» What is expected: Will you write out all the entries below exactly?

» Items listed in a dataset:
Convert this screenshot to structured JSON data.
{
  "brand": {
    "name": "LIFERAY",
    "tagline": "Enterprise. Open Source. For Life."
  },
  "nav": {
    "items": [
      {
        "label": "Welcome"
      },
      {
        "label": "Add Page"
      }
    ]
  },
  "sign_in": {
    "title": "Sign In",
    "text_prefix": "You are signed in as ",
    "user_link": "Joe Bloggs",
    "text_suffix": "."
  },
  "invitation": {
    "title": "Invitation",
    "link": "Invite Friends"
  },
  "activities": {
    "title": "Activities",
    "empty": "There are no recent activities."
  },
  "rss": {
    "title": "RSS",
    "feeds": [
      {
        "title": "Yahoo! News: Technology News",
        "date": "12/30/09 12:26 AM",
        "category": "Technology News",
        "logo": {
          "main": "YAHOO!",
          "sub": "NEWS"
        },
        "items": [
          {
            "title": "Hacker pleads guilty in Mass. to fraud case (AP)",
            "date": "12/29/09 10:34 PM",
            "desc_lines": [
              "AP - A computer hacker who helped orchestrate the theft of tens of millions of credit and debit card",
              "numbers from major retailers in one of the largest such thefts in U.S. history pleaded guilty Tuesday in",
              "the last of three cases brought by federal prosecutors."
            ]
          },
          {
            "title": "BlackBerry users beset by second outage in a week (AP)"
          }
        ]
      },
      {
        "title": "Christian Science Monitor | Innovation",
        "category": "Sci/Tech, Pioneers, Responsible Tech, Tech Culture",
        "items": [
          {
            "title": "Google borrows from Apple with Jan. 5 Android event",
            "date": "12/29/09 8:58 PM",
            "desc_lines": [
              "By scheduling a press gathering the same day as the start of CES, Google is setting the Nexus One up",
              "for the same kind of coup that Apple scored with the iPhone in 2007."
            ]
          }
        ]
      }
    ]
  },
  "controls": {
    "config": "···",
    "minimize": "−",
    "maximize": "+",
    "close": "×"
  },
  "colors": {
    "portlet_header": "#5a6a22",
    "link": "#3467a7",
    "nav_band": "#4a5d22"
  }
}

» Response to the exercise:
Convert this screenshot to structured JSON data.
{
  "brand": {
    "name": "LIFERAY",
    "tagline": "Enterprise. Open Source. For Life."
  },
  "nav": {
    "items": [
      {
        "label": "Welcome"
      },
      {
        "label": "Add Page"
      }
    ]
  },
  "sign_in": {
    "title": "Sign In",
    "text_prefix": "You are signed in as ",
    "user_link": "Joe Bloggs",
    "text_suffix": "."
  },
  "invitation": {
    "title": "Invitation",
    "link": "Invite Friends"
  },
  "activities": {
    "title": "Activities",
    "empty": "There are no recent activities."
  },
  "rss": {
    "title": "RSS",
    "feeds": [
      {
        "title": "Yahoo! News: Technology News",
        "date": "12/30/09 12:26 AM",
        "category": "Technology News",
        "logo": {
          "main": "YAHOO!",
          "sub": "NEWS"
        },
        "items": [
          {
            "title": "Hacker pleads guilty in Mass. to fraud case (AP)",
            "date": "12/29/09 10:34 PM",
            "desc_lines": [
              "AP - A computer hacker who helped orchestrate the theft of tens of millions of credit and debit card",
              "numbers from major retailers in one of the largest such thefts in U.S. history pleaded guilty Tuesday in",
              "the last of three cases brought by federal prosecutors."
            ]
          },
          {
            "title": "BlackBerry users beset by second outage in a week (AP)"
          }
        ]
      },
      {
        "title": "Christian Science Monitor | Innovation",
        "category": "Sci/Tech, Pioneers, Responsible Tech, Tech Culture",
        "items": [
          {
            "title": "Google borrows from Apple with Jan. 5 Android event",
            "date": "12/29/09 8:58 PM",
            "desc_lines": [
              "By scheduling a press gathering the same day as the start of CES, Google is setting the Nexus One up",
              "for the same kind of coup that Apple scored with the iPhone in 2007."
            ]
          }
        ]
      }
    ]
  },
  "controls": {
    "config": "···",
    "minimize": "−",
    "maximize": "+",
    "close": "×"
  },
  "colors": {
    "portlet_header": "#5a6a22",
    "link": "#3467a7",
    "nav_band": "#4a5d22"
  }
}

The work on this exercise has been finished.